DATASET EXTRACT Block Start
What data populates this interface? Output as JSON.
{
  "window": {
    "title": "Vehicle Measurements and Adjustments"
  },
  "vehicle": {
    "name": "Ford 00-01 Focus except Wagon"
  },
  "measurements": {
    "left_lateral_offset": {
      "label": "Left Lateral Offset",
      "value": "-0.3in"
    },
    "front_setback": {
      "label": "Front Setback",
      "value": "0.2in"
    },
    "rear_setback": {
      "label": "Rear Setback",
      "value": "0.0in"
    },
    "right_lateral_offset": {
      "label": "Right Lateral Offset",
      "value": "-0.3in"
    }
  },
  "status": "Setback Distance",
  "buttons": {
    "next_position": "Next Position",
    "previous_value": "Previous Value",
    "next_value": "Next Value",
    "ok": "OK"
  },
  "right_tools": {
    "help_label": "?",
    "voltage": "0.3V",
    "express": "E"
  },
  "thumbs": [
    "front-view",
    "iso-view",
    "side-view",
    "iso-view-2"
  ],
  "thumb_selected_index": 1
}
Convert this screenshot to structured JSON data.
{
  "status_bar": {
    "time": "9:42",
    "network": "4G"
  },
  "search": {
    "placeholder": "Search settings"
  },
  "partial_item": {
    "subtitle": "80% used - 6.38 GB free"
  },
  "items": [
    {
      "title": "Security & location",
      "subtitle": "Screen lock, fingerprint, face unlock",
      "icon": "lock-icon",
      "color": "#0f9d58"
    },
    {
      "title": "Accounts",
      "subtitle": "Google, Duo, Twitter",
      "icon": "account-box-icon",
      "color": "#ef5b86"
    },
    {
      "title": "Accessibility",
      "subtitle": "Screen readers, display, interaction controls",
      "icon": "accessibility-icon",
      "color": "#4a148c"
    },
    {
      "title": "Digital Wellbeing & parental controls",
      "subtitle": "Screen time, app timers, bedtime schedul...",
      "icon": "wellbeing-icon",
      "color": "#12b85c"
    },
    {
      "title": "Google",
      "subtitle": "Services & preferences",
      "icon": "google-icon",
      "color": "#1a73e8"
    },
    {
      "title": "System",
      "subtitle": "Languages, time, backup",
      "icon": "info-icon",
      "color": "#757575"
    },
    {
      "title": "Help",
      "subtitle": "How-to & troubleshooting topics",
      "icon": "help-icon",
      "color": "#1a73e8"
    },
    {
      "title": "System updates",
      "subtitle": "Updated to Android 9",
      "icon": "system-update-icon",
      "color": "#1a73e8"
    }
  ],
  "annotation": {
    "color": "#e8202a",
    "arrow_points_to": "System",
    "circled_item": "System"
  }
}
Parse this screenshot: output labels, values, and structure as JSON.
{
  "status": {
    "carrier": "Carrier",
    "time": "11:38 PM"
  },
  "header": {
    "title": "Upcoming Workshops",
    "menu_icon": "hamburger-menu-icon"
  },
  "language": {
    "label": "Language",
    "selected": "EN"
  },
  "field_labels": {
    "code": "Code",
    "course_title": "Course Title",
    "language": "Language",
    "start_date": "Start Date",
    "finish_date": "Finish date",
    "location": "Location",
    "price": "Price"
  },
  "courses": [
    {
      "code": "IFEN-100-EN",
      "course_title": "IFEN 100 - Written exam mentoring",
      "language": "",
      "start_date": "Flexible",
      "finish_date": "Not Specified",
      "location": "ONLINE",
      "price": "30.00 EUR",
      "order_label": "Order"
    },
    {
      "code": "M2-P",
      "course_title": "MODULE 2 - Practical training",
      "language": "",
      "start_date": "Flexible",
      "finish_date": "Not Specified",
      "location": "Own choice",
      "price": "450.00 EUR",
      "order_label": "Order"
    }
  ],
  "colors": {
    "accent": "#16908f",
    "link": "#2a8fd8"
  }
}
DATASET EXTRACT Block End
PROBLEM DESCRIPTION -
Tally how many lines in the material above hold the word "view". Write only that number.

TASK OUTPUT -
4